Interface dataset entries
Start of Block

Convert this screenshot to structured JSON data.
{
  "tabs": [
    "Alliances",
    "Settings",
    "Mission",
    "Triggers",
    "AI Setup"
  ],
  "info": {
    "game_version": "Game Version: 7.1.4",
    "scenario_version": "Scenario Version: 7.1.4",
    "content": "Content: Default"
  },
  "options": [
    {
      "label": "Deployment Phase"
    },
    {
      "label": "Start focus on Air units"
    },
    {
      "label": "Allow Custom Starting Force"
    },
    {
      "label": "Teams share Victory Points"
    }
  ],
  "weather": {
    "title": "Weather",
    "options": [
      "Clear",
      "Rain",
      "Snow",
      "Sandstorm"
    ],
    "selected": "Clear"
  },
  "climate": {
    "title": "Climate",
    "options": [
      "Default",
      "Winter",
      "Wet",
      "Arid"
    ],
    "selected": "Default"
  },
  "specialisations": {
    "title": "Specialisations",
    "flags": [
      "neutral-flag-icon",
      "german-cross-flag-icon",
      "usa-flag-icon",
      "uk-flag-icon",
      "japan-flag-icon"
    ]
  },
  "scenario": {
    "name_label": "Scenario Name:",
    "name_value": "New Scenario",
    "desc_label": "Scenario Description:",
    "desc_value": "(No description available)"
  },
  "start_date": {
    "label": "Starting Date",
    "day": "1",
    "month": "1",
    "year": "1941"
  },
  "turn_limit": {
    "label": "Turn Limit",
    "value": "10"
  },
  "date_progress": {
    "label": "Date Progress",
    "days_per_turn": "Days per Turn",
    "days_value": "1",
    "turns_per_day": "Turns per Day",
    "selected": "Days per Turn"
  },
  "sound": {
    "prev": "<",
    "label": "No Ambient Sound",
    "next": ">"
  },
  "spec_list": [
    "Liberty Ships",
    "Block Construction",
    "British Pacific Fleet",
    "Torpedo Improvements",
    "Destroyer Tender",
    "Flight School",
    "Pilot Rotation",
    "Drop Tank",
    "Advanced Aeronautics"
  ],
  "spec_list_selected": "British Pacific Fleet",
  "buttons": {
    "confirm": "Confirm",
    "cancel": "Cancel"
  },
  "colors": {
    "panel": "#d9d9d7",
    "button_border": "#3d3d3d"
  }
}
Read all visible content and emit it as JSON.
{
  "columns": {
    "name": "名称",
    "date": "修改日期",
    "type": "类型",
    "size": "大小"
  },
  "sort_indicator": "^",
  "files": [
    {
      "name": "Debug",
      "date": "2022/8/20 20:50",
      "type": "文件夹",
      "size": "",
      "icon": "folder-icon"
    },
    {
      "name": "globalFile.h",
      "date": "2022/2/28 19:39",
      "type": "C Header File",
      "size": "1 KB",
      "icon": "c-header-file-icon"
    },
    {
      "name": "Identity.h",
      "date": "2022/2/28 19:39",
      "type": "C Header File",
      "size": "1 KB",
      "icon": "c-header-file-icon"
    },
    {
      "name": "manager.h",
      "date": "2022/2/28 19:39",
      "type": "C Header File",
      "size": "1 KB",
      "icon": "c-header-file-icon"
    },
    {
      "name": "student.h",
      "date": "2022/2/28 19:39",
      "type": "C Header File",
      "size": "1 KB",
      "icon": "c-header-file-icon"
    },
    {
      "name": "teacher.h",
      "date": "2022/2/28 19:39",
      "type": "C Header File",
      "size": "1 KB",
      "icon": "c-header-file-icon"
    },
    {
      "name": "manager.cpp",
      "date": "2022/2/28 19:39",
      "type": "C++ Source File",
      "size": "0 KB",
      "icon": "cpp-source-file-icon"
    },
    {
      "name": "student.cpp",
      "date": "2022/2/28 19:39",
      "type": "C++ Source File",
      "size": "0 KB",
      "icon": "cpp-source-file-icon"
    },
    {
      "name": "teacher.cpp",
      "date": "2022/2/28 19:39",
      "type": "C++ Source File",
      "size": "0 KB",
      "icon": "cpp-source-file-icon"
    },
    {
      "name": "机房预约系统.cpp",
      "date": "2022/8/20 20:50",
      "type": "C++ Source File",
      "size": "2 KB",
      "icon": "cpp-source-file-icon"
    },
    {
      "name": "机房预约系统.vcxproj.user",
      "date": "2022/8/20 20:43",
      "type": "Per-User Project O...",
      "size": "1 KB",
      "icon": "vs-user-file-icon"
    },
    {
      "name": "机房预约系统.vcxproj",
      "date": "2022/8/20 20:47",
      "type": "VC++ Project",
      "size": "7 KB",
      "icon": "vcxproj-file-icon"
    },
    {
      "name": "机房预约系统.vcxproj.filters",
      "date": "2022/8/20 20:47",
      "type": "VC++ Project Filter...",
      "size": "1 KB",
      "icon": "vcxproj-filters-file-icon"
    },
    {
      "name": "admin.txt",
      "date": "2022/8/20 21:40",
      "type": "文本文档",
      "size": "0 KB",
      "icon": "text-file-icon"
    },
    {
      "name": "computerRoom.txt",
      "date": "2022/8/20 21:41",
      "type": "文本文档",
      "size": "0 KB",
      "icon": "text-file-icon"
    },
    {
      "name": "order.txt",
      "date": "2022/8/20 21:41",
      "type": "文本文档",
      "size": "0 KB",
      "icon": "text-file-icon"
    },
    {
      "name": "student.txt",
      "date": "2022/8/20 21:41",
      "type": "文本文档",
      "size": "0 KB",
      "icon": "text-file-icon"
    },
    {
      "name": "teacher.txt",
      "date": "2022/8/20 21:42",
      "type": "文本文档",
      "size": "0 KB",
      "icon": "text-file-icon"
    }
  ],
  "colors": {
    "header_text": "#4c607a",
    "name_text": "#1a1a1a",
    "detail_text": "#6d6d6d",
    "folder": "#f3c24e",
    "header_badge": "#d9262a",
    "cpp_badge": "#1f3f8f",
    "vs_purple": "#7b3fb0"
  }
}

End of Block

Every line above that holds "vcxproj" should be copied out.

• **Written reply**
      "name": "机房预约系统.vcxproj.user",
      "name": "机房预约系统.vcxproj",
      "icon": "vcxproj-file-icon"
      "name": "机房预约系统.vcxproj.filters",
      "icon": "vcxproj-filters-file-icon"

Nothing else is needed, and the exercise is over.